This post deals with financial abuse and might be triggering for some readers.
“I’ve started to hide cash,” I told my therapist. It was only small amounts from our grocery budget, but I felt guilty lying to my husband.
“Good,” she replied. “Keep hiding it.”
I hadn’t expected that answer and, for the first time, it registered that perhaps our money situation was more abusive than I’d realised.
Watch: A letter from your future self. Post continues below.
We’d been married for over a decade and from the start, my husband put me in charge of our finances.
He’d gotten himself into massive debt before we met and he had no interest in money, other than spending it.
In the early years, I would try to include him in the weekly budgeting. I’d write down everything we needed to pay and show him my plan. “Are you happy with that?” I’d ask.
He waved me away, not even glancing at the budget book. “I trust you,” he said.
Having managed my own money for years, being in control of the budget suited me. This way I could work out a plan to pay off his debts and build up our savings.

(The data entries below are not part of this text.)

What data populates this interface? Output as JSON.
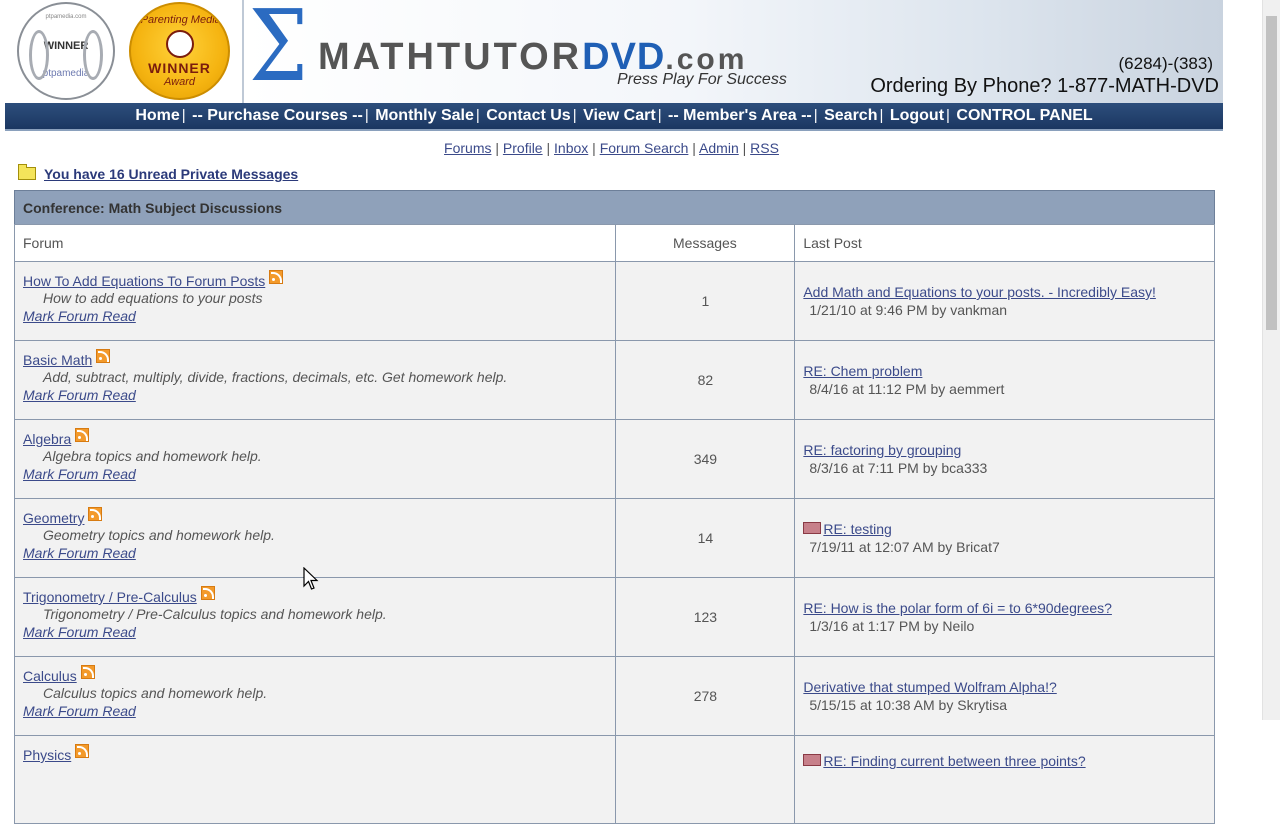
{
  "banner": {
    "award1_small": "ptpamedia.com",
    "award1_text": "WINNER",
    "award1_brand": "ptpamedia",
    "award2_top": "iParenting Media",
    "award2_winner": "WINNER",
    "award2_award": "Award",
    "logo_main": "MATHTUTOR",
    "logo_dvd": "DVD",
    "logo_tld": ".com",
    "tagline": "Press Play For Success",
    "phone_small": "(6284)-(383)",
    "phone_label": "Ordering By Phone?  1-877-MATH-DVD"
  },
  "nav": {
    "items": [
      "Home",
      "-- Purchase Courses --",
      "Monthly Sale",
      "Contact Us",
      "View Cart",
      "-- Member's Area --",
      "Search",
      "Logout",
      "CONTROL PANEL"
    ]
  },
  "subnav": {
    "items": [
      "Forums",
      "Profile",
      "Inbox",
      "Forum Search",
      "Admin",
      "RSS"
    ]
  },
  "private_messages": "You have 16 Unread Private Messages",
  "table": {
    "conference": "Conference: Math Subject Discussions",
    "col_forum": "Forum",
    "col_messages": "Messages",
    "col_lastpost": "Last Post",
    "mark_read_label": "Mark Forum Read",
    "rows": [
      {
        "name": "How To Add Equations To Forum Posts",
        "desc": "How to add equations to your posts",
        "messages": "1",
        "last_title": "Add Math and Equations to your posts. - Incredibly Easy!",
        "last_meta": "1/21/10 at 9:46 PM   by vankman"
      },
      {
        "name": "Basic Math",
        "desc": "Add, subtract, multiply, divide, fractions, decimals, etc. Get homework help.",
        "messages": "82",
        "last_title": "RE: Chem problem",
        "last_meta": "8/4/16 at 11:12 PM   by aemmert"
      },
      {
        "name": "Algebra",
        "desc": "Algebra topics and homework help.",
        "messages": "349",
        "last_title": "RE: factoring by grouping",
        "last_meta": "8/3/16 at 7:11 PM   by bca333"
      },
      {
        "name": "Geometry",
        "desc": "Geometry topics and homework help.",
        "messages": "14",
        "last_title": "RE: testing",
        "last_meta": "7/19/11 at 12:07 AM   by Bricat7"
      },
      {
        "name": "Trigonometry / Pre-Calculus",
        "desc": "Trigonometry / Pre-Calculus topics and homework help.",
        "messages": "123",
        "last_title": "RE: How is the polar form of 6i = to 6*90degrees?",
        "last_meta": "1/3/16 at 1:17 PM   by Neilo"
      },
      {
        "name": "Calculus",
        "desc": "Calculus topics and homework help.",
        "messages": "278",
        "last_title": "Derivative that stumped Wolfram Alpha!?",
        "last_meta": "5/15/15 at 10:38 AM   by Skrytisa"
      },
      {
        "name": "Physics",
        "desc": "",
        "messages": "",
        "last_title": "RE: Finding current between three points?",
        "last_meta": ""
      }
    ]
  }
}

Perhaps we could even buy a house one day.
I wrote down short and long-term financial goals and shared them with my husband. “Sounds good,” he said. And it was, for a little while.

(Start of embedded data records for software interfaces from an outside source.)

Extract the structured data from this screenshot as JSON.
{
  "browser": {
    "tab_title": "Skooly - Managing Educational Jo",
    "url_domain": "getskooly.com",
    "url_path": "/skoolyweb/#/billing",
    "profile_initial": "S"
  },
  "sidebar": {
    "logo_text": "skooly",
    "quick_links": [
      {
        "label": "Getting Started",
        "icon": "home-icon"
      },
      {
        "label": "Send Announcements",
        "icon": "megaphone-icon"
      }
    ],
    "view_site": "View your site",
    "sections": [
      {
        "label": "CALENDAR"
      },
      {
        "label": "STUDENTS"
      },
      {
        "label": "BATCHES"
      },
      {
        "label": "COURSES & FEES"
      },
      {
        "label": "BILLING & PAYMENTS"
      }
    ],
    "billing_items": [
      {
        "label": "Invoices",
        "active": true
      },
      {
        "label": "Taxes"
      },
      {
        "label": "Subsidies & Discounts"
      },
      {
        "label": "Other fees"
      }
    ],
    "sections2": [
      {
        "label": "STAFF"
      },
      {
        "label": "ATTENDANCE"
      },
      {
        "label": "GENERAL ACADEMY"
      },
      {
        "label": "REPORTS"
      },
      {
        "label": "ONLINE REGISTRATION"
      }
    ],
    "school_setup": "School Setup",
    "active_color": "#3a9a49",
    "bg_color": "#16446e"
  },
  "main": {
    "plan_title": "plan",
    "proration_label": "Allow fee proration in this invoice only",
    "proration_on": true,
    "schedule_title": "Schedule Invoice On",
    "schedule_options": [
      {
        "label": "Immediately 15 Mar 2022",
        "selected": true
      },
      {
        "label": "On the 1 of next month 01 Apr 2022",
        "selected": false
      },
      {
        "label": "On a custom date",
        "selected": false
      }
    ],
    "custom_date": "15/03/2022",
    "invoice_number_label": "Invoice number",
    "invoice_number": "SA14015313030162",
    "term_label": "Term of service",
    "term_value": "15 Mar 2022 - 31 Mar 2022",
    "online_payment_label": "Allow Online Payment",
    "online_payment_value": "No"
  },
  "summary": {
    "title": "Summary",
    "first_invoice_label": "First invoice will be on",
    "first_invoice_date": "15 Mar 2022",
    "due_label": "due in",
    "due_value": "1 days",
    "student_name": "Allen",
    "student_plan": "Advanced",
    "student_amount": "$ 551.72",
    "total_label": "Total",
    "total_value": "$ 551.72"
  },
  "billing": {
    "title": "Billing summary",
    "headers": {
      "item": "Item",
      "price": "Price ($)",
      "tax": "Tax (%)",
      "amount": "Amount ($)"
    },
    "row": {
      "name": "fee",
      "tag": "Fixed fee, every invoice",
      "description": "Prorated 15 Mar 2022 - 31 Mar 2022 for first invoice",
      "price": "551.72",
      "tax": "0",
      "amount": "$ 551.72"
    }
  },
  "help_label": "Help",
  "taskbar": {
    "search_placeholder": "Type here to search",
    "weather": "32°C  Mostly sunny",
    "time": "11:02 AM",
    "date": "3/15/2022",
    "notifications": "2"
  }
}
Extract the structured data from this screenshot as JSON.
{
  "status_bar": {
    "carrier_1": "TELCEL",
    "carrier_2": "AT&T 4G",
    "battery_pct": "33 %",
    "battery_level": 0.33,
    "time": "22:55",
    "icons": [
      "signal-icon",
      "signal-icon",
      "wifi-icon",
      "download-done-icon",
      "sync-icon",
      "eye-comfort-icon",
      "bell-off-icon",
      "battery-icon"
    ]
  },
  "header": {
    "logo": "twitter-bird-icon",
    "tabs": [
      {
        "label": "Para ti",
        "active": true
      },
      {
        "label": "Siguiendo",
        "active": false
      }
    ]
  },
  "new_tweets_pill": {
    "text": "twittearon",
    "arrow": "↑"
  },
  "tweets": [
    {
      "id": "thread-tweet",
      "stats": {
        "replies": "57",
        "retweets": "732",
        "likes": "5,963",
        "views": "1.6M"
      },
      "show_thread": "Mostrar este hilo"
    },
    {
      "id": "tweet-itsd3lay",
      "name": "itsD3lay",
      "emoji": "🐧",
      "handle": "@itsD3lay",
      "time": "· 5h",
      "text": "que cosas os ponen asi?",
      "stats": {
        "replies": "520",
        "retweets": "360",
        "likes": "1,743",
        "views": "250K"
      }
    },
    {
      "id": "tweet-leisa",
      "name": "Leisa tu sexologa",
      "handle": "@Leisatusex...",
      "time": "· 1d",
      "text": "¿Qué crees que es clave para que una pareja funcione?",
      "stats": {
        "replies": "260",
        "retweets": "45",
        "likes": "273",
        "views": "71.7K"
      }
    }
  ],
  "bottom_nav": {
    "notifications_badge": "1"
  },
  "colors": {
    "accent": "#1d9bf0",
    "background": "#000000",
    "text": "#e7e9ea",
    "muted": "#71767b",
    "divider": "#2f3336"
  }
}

A few years later, I paid off the last of the debt and the balance started to grow in our savings account.
But it didn’t last. He quit his job suddenly, unexpected bills came up, the car broke down, the power bill was higher than we expected... Pretty quickly our savings account zeroed out again.
It had been a few years since my husband had looked at our budget book, but the stress was getting too much to handle on my own.
“We really need to do something,” I said. My husband agreed: we needed to seriously limit our spending.
We discussed an amount of “pocket money” we could afford. We’d get it out in cash to spend however we each wanted. It seemed like a solid plan and I felt my panic subside.